◆ TASK ◆
Search the entries for the word "Stand". Copy each line in which it is found.

[Data items]
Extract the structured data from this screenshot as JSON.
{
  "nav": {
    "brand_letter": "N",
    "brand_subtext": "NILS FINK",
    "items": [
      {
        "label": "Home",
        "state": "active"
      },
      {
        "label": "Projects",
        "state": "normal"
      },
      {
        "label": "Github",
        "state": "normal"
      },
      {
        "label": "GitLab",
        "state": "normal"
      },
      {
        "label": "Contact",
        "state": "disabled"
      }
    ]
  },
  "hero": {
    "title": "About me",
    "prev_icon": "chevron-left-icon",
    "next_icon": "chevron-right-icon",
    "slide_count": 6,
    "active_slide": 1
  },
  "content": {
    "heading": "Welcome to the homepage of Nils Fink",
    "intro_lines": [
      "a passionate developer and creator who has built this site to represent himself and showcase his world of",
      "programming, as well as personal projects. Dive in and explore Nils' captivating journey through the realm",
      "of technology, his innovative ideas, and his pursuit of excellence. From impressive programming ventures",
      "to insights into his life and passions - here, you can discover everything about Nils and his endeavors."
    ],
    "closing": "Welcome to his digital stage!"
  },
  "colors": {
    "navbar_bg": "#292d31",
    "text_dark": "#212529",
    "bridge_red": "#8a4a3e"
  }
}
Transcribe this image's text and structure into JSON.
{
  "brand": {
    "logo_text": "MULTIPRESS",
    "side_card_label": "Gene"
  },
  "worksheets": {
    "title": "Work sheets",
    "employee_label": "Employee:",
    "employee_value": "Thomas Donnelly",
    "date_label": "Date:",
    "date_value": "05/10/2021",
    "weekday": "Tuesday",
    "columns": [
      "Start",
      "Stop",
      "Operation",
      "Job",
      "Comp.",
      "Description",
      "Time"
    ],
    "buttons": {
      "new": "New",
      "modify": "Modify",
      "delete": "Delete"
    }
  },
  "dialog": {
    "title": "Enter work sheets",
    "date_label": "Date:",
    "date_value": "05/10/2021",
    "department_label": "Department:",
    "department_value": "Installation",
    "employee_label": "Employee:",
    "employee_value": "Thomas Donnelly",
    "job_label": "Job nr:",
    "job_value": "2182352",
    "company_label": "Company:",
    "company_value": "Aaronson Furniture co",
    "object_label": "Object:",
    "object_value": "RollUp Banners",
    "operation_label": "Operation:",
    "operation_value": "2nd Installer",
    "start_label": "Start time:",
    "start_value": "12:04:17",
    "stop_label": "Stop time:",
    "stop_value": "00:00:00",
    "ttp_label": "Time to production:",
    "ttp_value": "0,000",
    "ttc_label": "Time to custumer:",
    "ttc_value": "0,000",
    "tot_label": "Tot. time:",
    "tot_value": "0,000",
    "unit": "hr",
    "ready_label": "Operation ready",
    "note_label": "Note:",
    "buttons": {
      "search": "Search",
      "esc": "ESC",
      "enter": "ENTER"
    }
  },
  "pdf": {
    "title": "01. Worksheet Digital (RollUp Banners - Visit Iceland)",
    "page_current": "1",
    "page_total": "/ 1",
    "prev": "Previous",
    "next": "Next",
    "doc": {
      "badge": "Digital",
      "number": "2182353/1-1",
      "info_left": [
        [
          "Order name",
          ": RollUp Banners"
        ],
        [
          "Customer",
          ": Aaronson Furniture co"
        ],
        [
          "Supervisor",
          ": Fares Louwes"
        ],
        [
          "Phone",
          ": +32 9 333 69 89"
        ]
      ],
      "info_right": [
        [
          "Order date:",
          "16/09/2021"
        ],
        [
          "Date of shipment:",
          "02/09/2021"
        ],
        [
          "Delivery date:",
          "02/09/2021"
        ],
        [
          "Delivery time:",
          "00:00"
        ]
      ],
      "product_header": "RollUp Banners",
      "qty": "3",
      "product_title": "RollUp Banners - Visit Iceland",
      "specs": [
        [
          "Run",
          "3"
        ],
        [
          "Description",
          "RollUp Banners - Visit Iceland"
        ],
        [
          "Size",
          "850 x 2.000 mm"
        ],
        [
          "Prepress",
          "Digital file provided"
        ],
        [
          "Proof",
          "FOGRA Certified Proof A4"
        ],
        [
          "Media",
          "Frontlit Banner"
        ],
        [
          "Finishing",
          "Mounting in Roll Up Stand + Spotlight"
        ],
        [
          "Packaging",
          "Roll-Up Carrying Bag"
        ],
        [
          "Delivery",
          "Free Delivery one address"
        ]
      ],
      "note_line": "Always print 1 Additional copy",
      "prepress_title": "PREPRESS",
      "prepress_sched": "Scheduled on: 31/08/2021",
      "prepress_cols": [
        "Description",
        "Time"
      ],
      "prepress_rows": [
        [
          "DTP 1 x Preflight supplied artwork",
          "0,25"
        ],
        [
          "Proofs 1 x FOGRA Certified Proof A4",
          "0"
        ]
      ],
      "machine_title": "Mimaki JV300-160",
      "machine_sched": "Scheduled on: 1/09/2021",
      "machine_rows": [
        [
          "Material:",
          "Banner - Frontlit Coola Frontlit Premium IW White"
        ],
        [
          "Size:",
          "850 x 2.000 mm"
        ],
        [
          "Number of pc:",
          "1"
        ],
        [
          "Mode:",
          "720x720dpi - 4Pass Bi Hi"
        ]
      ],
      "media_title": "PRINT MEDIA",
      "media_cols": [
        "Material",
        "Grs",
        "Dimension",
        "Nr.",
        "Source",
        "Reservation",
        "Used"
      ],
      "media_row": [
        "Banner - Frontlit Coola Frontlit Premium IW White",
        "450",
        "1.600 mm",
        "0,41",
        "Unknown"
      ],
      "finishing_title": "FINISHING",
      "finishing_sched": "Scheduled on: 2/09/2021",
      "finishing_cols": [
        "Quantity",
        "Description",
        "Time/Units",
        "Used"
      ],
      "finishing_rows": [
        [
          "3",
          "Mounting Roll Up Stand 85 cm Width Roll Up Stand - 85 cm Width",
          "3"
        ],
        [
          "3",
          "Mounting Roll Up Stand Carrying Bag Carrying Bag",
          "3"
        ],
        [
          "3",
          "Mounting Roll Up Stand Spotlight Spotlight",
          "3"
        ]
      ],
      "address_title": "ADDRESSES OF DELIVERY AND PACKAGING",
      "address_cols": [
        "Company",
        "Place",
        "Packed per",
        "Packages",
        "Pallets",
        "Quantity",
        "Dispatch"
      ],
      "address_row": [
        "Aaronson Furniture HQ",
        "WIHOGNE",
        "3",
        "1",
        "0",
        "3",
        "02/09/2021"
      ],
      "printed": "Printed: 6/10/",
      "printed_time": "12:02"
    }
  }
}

◆ YOUR SOLUTION ◆
          "Mounting in Roll Up Stand + Spotlight"
          "Mounting Roll Up Stand 85 cm Width Roll Up Stand - 85 cm Width",
          "Mounting Roll Up Stand Carrying Bag Carrying Bag",
          "Mounting Roll Up Stand Spotlight Spotlight",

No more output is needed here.